In 1973, the U.S. Supreme Court determined in Roe v. Wade that the state could not interfere with a woman’s decision to have an abortion during the first three months of pregnancy. Additionally, the court held that the state could regulate abortion during the second three months if the regulation was narrowly tailored to protect the woman’s health and the state can bar abortion in the last three months except when the procedure is necessary to preserve the life and health of the woman.
The public debate on “so called” partial birth abortions has focused on a small number of late term abortions. Courts across the country have found that language in these bills are so broad that it covers abortions and procedures commonly done in the second trimester of pregnancy. The Nebraska version of this law was reviewed by the US Supreme Court and found to be unconstitutional. In 2000, the U.S. Supreme Court ruled in Stenberg v. Carhart that restrictive abortion bans place an “undue burden” on a woman’s right to choose to have an abortion and are unconstitutional.
Anti-choice legislators continue to disregard the importance of protecting
the woman’s health and refuse to include that reasonable exception.
A federal law that bans certain abortion procedures is now being challenged in the courts.
planning services provide women, mostly the uninsured working poor, with the
ability to plan or prevent pregnancies and to remain economically
self-sufficient. Funding family planning helps prevent unintended
pregnancies, lower rates of abortion and sexually transmitted diseases,
substantially decrease the risks of infant mortality and provide essential
screenings for breast and cervical cancer, hypertension and diabetes.
Additionally, adequate funding for family planning reduces state costs for
pre-natal and delivery, abortion, welfare and social services.
Unfortunately, New Jersey ranks 42nd out of 50 states in state family
Responsible, balanced and medically
accurate sexuality education seeks to assist young people in understanding a
positive view of sexuality, provide them with information and skills about
taking care of their sexual health, and help them acquire skills to make
responsible decisions now and in the future.
By promoting abstinence-only education that omits complete, medically accurate information, U.S. policy ignores research, public opinion and the experience of other countries about what actually works to prevent teenage pregnancy and STIs. For more information about a recent federal study on the failures and misinformation of abstinence-only education programs, click here.
For a copy of A 787, click here.
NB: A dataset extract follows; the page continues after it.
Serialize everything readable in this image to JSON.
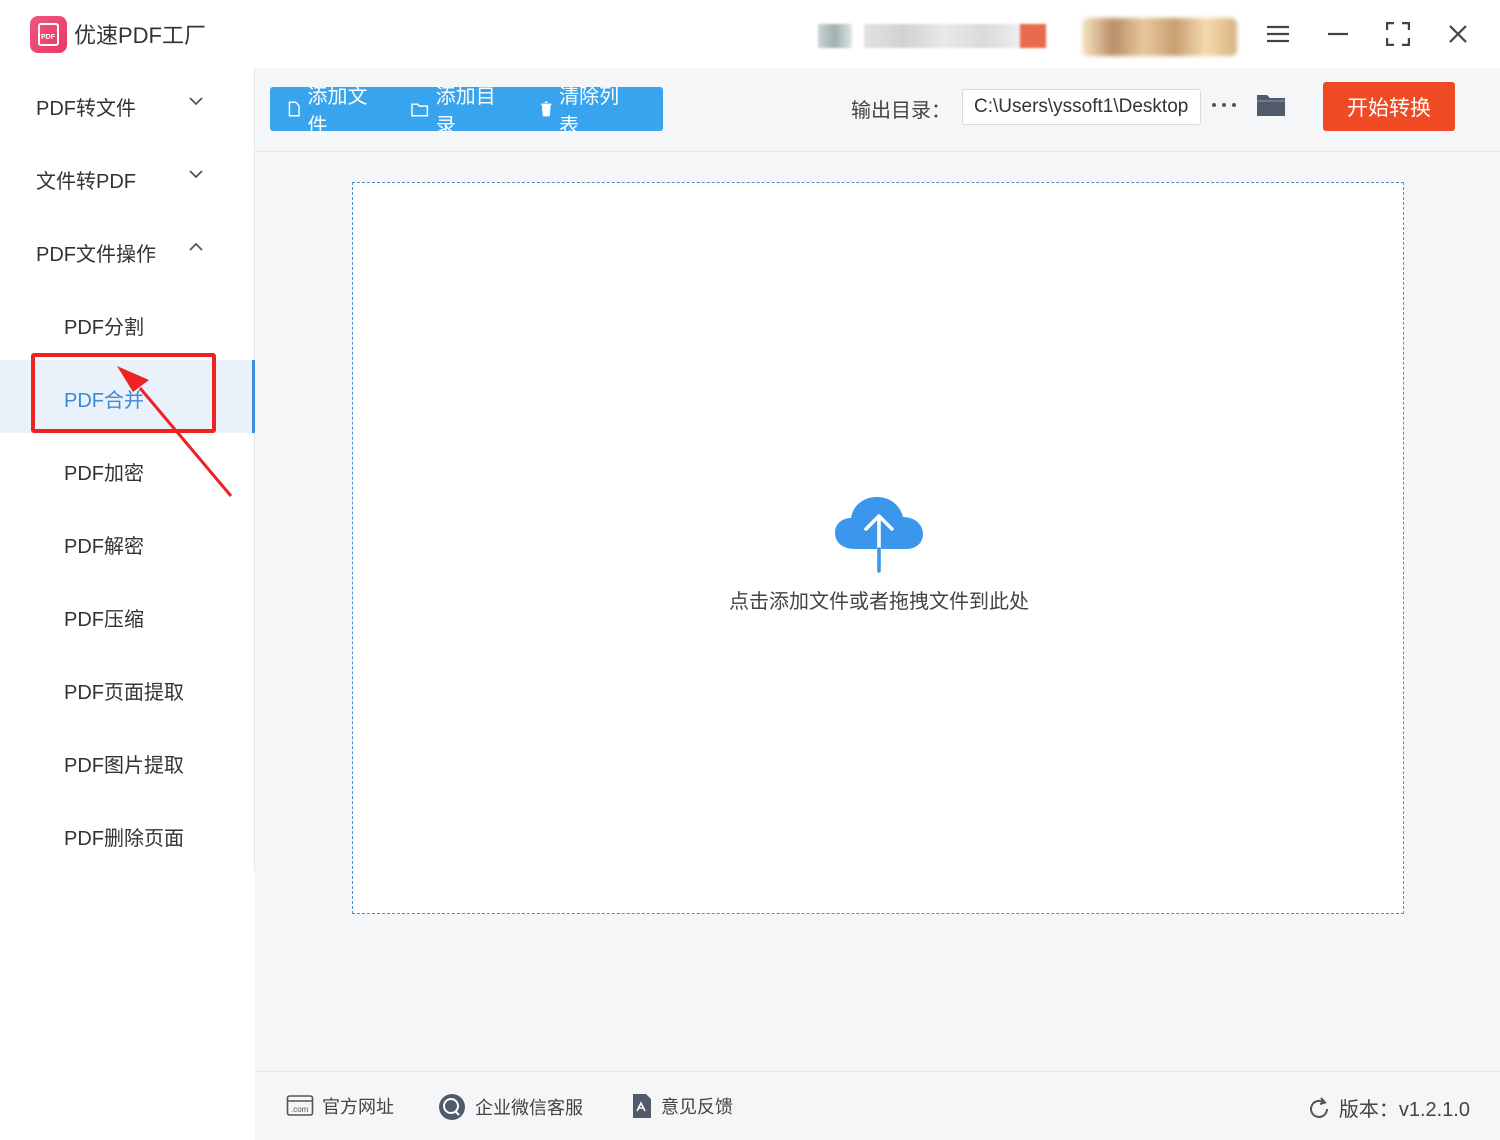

By promoting abstinence-only education that omits complete, medically accurate information, U.S. policy ignores research, public opinion and the experience of other countries about what actually works to prevent teenage pregnancy and STIs.